- [PROBLEM STATEMENT]
Starting at the first line below, copy through to the last line exactly.

- [Data records for software interfaces]
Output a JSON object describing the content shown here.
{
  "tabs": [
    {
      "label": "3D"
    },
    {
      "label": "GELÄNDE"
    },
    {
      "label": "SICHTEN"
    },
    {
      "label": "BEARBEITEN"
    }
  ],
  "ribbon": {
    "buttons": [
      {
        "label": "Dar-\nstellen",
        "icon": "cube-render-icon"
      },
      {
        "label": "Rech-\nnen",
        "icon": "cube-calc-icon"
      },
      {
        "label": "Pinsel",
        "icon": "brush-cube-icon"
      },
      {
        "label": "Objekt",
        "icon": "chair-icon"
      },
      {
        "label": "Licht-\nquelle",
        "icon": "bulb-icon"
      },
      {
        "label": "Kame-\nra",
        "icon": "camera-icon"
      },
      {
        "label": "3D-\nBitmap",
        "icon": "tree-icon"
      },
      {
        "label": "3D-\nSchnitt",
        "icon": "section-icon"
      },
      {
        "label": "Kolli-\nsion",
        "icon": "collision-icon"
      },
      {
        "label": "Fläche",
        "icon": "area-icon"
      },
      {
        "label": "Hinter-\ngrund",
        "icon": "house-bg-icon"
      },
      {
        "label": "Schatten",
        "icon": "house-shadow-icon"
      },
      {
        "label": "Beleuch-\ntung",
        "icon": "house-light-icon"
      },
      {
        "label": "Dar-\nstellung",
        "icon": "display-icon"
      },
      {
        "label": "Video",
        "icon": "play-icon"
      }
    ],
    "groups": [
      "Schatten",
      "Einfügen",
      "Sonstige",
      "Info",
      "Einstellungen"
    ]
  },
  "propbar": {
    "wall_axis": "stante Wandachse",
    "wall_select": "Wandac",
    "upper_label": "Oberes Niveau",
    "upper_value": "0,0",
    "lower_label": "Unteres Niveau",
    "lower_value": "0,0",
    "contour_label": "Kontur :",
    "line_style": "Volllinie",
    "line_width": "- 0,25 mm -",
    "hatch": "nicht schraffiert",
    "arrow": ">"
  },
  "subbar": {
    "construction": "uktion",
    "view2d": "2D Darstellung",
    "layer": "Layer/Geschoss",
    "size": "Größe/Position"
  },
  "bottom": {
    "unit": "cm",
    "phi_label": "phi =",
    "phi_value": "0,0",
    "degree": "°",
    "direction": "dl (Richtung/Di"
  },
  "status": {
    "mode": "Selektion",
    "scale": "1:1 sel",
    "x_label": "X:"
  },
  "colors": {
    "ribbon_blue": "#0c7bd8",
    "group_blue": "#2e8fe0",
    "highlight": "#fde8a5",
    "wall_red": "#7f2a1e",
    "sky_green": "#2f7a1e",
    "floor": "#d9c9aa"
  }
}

- [EXERCISE RESULT]
Output a JSON object describing the content shown here.
{
  "tabs": [
    {
      "label": "3D"
    },
    {
      "label": "GELÄNDE"
    },
    {
      "label": "SICHTEN"
    },
    {
      "label": "BEARBEITEN"
    }
  ],
  "ribbon": {
    "buttons": [
      {
        "label": "Dar-\nstellen",
        "icon": "cube-render-icon"
      },
      {
        "label": "Rech-\nnen",
        "icon": "cube-calc-icon"
      },
      {
        "label": "Pinsel",
        "icon": "brush-cube-icon"
      },
      {
        "label": "Objekt",
        "icon": "chair-icon"
      },
      {
        "label": "Licht-\nquelle",
        "icon": "bulb-icon"
      },
      {
        "label": "Kame-\nra",
        "icon": "camera-icon"
      },
      {
        "label": "3D-\nBitmap",
        "icon": "tree-icon"
      },
      {
        "label": "3D-\nSchnitt",
        "icon": "section-icon"
      },
      {
        "label": "Kolli-\nsion",
        "icon": "collision-icon"
      },
      {
        "label": "Fläche",
        "icon": "area-icon"
      },
      {
        "label": "Hinter-\ngrund",
        "icon": "house-bg-icon"
      },
      {
        "label": "Schatten",
        "icon": "house-shadow-icon"
      },
      {
        "label": "Beleuch-\ntung",
        "icon": "house-light-icon"
      },
      {
        "label": "Dar-\nstellung",
        "icon": "display-icon"
      },
      {
        "label": "Video",
        "icon": "play-icon"
      }
    ],
    "groups": [
      "Schatten",
      "Einfügen",
      "Sonstige",
      "Info",
      "Einstellungen"
    ]
  },
  "propbar": {
    "wall_axis": "stante Wandachse",
    "wall_select": "Wandac",
    "upper_label": "Oberes Niveau",
    "upper_value": "0,0",
    "lower_label": "Unteres Niveau",
    "lower_value": "0,0",
    "contour_label": "Kontur :",
    "line_style": "Volllinie",
    "line_width": "- 0,25 mm -",
    "hatch": "nicht schraffiert",
    "arrow": ">"
  },
  "subbar": {
    "construction": "uktion",
    "view2d": "2D Darstellung",
    "layer": "Layer/Geschoss",
    "size": "Größe/Position"
  },
  "bottom": {
    "unit": "cm",
    "phi_label": "phi =",
    "phi_value": "0,0",
    "degree": "°",
    "direction": "dl (Richtung/Di"
  },
  "status": {
    "mode": "Selektion",
    "scale": "1:1 sel",
    "x_label": "X:"
  },
  "colors": {
    "ribbon_blue": "#0c7bd8",
    "group_blue": "#2e8fe0",
    "highlight": "#fde8a5",
    "wall_red": "#7f2a1e",
    "sky_green": "#2f7a1e",
    "floor": "#d9c9aa"
  }
}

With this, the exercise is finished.